*** Opening of Source material ***
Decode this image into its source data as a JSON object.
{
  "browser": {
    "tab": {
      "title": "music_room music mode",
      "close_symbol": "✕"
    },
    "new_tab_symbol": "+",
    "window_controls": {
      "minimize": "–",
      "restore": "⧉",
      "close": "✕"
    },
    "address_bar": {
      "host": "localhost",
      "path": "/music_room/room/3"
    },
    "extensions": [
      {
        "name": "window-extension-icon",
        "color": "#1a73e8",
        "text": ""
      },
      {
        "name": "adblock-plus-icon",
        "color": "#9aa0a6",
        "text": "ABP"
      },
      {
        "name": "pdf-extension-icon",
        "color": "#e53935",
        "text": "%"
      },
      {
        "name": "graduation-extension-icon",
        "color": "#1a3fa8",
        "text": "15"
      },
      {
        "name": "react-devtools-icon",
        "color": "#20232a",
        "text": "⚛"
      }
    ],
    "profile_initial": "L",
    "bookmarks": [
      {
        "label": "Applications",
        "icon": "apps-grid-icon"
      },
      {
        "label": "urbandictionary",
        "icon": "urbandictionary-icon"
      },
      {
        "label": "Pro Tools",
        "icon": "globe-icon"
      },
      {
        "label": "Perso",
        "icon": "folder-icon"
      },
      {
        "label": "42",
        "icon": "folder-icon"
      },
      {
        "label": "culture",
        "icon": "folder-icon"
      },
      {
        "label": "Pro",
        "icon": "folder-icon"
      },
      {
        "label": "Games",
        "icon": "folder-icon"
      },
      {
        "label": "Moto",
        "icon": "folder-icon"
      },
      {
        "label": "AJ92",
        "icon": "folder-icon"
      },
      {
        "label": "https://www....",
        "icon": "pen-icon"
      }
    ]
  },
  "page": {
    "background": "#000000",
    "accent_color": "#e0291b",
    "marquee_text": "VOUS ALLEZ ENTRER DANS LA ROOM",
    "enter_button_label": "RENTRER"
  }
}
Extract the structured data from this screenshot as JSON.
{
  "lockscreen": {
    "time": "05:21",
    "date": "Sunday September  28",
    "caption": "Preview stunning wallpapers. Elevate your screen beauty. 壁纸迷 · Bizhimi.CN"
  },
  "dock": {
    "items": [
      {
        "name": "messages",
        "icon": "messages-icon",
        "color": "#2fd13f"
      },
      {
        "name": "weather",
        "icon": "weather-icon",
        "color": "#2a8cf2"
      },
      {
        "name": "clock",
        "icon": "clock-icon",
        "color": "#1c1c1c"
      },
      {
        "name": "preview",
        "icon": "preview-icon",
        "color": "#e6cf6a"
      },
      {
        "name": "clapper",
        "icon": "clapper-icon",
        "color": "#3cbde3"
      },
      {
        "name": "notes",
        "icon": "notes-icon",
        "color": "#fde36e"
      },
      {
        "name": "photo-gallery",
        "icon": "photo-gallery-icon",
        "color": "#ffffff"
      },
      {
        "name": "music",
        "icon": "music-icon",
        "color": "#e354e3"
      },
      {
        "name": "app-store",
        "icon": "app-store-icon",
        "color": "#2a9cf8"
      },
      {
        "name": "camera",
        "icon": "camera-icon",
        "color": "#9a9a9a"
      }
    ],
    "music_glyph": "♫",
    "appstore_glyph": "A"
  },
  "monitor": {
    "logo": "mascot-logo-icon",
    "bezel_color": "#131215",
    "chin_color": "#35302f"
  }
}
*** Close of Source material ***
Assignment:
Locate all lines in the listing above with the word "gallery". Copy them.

Problem solution:
        "name": "photo-gallery",
        "icon": "photo-gallery-icon",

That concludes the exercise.